As a teacher, I am impacted by my students’ immense affection, unlimited creativity, joyful laughter, and sponge-like ability to learn new material. When I taught a classroom of English Language Learners, I was amazed when my students became fluent English speakers in one year. Having witnessed such rapid development in my students, I realize that I am in a position to capitalize on their potential. My students deserve an excellent education, so each day I ask myself, “How can I be a better teacher? What can I do to push my students past the achievement gap?” I know that preparing my students well for Kindergarten can make a lasting difference in their academic careers. I often wonder how early childhood educators collectively can work together to influence students’ academic trajectories. My questions multiplied after attending Education Nation, a statewide education conference featured on NBC.
In a session at the conference, I listened to some of the most prominent voices in Colorado education discuss what will make the difference in education reform. The moderator asked the panel, “How will we make sure our third grade students are reading to learn instead of learning to read?” When answering this question, most of the panelists, including the Superintendent of Denver Public Schools and the Lieutenant Governor, said that you must begin early. The consensus seemed clear: quality early childhood education can improve the outcomes of students into elementary school and beyond.

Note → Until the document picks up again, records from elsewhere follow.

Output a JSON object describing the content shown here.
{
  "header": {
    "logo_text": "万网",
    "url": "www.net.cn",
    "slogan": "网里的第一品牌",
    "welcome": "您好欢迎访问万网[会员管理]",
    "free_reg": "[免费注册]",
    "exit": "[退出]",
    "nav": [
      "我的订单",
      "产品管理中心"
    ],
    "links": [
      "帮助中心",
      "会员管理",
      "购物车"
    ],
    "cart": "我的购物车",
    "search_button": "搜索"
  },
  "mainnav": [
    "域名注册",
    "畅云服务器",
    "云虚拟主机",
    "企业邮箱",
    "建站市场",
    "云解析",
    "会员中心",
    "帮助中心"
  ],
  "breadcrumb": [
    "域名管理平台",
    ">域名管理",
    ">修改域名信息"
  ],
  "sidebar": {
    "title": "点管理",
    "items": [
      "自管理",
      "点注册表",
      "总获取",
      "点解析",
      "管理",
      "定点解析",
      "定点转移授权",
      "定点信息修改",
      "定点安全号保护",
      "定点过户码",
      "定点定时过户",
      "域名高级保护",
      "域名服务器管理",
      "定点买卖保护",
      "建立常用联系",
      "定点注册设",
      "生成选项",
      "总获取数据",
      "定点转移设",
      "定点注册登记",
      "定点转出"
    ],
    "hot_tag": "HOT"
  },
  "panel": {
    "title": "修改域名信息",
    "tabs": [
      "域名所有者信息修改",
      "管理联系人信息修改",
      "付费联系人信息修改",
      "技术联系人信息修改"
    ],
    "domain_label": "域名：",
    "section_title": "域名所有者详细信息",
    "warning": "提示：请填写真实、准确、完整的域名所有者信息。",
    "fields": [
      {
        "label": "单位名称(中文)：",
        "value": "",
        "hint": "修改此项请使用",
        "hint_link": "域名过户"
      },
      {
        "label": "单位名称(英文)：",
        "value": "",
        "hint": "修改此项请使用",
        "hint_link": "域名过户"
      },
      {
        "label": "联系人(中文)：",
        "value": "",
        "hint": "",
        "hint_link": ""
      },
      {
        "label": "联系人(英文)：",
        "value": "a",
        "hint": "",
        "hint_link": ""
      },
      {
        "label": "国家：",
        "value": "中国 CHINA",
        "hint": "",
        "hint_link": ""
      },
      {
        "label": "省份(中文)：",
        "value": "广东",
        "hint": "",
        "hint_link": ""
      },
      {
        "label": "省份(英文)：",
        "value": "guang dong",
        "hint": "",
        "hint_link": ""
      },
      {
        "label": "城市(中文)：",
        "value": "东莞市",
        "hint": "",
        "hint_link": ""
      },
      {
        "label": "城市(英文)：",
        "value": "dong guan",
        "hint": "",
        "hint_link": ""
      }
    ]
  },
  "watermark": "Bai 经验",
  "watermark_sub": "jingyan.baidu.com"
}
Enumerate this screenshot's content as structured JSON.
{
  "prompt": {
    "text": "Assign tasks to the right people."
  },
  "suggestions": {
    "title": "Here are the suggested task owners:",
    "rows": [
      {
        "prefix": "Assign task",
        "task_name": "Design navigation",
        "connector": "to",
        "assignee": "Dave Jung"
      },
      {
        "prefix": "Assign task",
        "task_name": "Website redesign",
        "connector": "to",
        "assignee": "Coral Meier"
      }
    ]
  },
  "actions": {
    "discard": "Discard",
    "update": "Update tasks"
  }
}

New questions arose: What does quality look like in early childhood education? How does quality affect student outcomes? How do we measure quality? I started reading articles and looking at the factors that determine quality in ECE. I discovered that one of the most comprehensive assessments of quality is the Classroom Assessment Scoring System, commonly referred to as CLASS. CLASS assesses the nature and quality of teacher-child interactions, specifically in three global dimensions: Instructional Support, Classroom Organization, and Emotional Support. Higher scores on CLASS often predict growth in pre-k children’s achievement (Burchinal2010, p. 168).
Considering my own experience with CLASS and looking at data from classrooms around the country, I know achieving high scores on the CLASS is difficult, particularly within the Instructional Support dimension. CLASS is rated along a 1-7 scale, with 1-2 indicating low quality, 3, 4, 5 indicating mid-range, and 6 or 7 indicating high quality. In a research study about how quality assessed by the CLASS tool corresponded to student outcomes, CLASS evaluations were compiled from 671 classrooms in 11 states. The mean score for Emotional Support was 5.49 and the average score for Instructional Support was 2.04. The study indicated that “children acquire academic skills only when the minimal standards represented by [the] cut-off point of above 3.25 on the CLASS Instructional Quality Dimension are met…” (Burchinal 2010, p. 174). Only 13% of these classrooms scored above 3.25 in Instructional Support.
After considering this data, I realized we have more to learn about how we can achieve high quality in early childhood education. The depth, rigor, and intentionality outlined in the CLASS assessment invite better teaching. As I approach each day asking myself, “How can I be a better teacher?” I now know practicing skills assessed on the CLASS tool can help me answer that question. Collectively, our ECE community must ask ourselves, how do we increase quality in our classrooms? How can we reach scores of 5, 6, and 7s in Instructional Quality? What supports do we need to reach these levels?
Through considering these questions and practicing teaching skills that lead to improved quality, early childhood educators have the power to push students beyond the achievement gap and set them on the path to “reading to learn instead of learning to read.”
Burchinal, M., Vandergrift, N., Pianta, R., & Mashburn, A. (2010).Threshold analysis of association between child care quality and child care outcomes for low-income children in pre-kindergarten programs. Early Childhood Research Quarterly, 25, 166-176.